INPUT MATERIAL
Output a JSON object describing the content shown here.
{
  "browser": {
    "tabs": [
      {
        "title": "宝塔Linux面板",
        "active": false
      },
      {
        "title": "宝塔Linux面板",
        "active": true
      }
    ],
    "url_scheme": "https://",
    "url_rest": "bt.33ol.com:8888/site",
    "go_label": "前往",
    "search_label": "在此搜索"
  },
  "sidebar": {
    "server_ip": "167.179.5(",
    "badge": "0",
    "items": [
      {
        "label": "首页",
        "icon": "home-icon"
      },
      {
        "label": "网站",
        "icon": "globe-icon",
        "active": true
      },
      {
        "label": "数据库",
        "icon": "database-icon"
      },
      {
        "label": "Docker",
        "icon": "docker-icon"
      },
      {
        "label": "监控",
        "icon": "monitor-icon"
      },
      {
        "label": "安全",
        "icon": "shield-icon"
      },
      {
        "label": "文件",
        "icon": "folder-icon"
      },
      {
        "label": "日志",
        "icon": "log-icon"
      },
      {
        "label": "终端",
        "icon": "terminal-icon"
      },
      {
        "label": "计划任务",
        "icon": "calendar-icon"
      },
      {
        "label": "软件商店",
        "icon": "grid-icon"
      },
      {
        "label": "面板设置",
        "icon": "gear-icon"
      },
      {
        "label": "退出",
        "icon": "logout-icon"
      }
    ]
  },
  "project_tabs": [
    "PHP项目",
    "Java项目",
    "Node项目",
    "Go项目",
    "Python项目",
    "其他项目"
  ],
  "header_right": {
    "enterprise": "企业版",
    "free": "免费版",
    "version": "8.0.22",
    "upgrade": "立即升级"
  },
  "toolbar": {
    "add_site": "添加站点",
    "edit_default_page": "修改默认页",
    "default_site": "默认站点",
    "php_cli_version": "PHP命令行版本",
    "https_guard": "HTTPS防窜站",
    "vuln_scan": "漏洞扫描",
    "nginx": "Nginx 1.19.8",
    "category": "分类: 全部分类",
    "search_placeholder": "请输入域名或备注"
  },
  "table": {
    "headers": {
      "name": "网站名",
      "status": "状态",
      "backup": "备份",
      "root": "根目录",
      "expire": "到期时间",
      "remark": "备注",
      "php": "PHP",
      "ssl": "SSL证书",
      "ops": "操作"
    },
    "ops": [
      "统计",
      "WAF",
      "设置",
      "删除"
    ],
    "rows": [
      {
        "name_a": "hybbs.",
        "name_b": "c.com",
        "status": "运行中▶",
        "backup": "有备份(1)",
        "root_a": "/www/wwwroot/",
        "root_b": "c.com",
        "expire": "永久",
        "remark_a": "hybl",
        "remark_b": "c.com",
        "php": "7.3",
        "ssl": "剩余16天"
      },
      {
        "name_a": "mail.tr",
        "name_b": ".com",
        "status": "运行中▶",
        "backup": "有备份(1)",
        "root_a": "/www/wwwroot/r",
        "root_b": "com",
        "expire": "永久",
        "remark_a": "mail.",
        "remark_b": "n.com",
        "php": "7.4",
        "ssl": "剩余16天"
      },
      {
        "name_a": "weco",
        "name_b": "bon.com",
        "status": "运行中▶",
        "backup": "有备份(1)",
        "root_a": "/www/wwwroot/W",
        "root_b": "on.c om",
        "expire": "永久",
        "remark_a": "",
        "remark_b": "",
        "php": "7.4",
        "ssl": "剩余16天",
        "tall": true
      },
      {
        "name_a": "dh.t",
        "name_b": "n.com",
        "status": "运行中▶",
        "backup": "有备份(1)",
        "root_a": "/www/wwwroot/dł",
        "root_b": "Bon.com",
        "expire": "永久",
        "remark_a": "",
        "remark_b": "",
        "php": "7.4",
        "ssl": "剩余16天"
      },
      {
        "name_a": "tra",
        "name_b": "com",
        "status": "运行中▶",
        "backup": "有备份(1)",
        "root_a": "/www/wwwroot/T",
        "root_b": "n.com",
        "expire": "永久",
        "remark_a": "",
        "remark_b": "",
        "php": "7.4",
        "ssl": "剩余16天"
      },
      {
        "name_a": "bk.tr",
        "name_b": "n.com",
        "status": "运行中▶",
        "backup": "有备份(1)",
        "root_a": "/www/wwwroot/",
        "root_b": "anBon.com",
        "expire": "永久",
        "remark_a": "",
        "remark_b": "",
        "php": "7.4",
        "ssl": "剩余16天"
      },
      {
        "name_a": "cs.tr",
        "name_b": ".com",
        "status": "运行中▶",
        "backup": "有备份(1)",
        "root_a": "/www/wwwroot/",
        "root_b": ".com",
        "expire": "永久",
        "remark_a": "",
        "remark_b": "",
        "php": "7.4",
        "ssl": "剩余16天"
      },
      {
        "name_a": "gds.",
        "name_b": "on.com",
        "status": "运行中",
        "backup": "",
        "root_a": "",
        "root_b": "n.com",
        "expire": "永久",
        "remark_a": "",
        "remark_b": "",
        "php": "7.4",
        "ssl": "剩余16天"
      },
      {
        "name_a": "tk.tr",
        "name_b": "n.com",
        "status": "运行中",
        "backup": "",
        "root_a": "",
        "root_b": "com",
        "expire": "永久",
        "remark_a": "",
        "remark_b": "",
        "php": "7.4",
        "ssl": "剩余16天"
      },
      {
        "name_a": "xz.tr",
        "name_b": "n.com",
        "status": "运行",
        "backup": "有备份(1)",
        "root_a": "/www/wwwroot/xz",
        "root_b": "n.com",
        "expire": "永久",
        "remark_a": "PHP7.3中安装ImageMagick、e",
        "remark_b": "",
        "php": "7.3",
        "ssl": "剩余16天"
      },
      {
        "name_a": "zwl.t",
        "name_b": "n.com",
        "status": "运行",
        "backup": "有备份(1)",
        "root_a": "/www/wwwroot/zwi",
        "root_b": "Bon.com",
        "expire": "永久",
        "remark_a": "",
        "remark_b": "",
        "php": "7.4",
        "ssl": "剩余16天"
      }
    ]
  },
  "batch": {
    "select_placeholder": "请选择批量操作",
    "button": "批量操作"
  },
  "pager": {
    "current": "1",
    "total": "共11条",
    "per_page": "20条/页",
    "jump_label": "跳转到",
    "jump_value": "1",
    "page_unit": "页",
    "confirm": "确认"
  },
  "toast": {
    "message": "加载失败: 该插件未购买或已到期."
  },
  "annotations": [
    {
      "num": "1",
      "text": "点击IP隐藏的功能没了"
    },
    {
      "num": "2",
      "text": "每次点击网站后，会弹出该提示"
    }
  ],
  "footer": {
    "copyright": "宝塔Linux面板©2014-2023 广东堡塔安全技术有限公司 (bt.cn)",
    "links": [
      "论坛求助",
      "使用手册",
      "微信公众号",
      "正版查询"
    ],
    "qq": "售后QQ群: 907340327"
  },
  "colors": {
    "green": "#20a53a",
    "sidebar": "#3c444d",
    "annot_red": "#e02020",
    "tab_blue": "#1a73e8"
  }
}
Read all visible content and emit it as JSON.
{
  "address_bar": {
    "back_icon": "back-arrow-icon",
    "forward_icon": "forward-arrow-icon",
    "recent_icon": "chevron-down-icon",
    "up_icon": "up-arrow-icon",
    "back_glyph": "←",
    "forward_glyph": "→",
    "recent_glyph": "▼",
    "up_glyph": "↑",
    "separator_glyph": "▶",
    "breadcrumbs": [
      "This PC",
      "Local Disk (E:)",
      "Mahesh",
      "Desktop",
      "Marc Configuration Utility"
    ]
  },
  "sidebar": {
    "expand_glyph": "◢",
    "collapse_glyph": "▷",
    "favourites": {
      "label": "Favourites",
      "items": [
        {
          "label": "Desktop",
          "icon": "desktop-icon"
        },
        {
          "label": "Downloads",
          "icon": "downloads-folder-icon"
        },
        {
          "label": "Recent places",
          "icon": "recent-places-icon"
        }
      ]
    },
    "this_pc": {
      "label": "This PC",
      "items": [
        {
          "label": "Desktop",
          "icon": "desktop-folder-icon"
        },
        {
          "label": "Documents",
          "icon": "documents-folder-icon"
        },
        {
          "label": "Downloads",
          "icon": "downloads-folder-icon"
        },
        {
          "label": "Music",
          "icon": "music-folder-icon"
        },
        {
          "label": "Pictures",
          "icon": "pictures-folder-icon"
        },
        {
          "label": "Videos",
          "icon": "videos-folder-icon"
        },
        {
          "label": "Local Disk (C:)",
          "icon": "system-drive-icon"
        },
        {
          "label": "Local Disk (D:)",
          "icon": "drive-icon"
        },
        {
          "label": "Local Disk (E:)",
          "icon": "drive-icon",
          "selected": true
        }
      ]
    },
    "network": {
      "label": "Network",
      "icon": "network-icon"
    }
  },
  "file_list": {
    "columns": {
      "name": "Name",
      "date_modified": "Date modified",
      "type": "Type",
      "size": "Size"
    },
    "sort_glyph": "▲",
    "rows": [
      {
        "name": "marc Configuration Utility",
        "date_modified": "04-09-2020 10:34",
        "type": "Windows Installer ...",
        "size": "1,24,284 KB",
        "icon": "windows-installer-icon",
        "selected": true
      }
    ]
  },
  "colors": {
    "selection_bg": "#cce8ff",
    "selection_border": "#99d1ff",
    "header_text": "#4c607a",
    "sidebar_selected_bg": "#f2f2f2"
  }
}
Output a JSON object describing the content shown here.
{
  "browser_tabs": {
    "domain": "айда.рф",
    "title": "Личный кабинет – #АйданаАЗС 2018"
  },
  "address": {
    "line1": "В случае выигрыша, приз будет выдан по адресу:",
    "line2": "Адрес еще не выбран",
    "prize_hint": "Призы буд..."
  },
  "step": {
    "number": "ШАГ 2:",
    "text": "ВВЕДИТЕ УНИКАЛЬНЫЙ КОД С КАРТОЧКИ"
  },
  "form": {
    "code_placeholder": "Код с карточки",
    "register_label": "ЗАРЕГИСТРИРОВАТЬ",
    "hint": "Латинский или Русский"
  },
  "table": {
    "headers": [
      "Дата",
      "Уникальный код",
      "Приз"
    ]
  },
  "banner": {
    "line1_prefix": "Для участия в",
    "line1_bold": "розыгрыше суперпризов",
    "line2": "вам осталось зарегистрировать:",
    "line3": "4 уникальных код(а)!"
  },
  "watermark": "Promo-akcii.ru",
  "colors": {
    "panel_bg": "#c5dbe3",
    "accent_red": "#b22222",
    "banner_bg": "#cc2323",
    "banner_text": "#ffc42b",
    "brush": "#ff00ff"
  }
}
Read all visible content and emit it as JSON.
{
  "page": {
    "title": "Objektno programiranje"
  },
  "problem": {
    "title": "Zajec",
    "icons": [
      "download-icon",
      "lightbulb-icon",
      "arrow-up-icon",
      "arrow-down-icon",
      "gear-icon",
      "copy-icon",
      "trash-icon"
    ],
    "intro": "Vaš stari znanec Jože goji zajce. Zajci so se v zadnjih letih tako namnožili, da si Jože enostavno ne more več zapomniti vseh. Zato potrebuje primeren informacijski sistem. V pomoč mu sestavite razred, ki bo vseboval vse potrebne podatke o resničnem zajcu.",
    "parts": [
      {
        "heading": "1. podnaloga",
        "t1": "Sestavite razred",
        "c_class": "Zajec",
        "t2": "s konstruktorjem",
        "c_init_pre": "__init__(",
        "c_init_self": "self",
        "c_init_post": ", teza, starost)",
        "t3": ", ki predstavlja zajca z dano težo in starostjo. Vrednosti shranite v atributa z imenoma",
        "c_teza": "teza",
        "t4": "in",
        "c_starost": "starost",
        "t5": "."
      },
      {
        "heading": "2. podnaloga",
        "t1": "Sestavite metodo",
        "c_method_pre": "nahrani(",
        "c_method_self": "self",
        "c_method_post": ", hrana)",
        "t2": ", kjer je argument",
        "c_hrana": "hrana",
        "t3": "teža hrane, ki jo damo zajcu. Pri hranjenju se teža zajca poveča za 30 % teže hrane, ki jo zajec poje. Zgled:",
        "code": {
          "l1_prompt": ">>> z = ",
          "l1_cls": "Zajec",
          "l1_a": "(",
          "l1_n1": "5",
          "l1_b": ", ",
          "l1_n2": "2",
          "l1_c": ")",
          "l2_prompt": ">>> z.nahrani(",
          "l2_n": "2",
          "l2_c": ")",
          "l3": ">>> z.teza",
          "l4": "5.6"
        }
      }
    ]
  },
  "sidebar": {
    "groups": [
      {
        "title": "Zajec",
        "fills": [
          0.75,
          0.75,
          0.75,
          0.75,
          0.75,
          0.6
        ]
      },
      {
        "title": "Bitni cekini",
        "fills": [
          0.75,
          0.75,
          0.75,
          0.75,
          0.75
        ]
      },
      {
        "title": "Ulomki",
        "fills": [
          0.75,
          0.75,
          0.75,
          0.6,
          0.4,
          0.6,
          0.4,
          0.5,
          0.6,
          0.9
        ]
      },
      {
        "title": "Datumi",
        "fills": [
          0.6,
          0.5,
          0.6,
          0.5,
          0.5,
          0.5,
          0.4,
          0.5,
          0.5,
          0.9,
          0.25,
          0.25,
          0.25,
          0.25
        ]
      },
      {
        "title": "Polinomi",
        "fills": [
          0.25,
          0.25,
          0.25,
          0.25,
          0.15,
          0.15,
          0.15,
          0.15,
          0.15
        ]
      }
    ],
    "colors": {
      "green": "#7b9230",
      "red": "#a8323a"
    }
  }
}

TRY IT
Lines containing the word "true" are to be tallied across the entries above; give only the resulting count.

ANSWER SPACE
5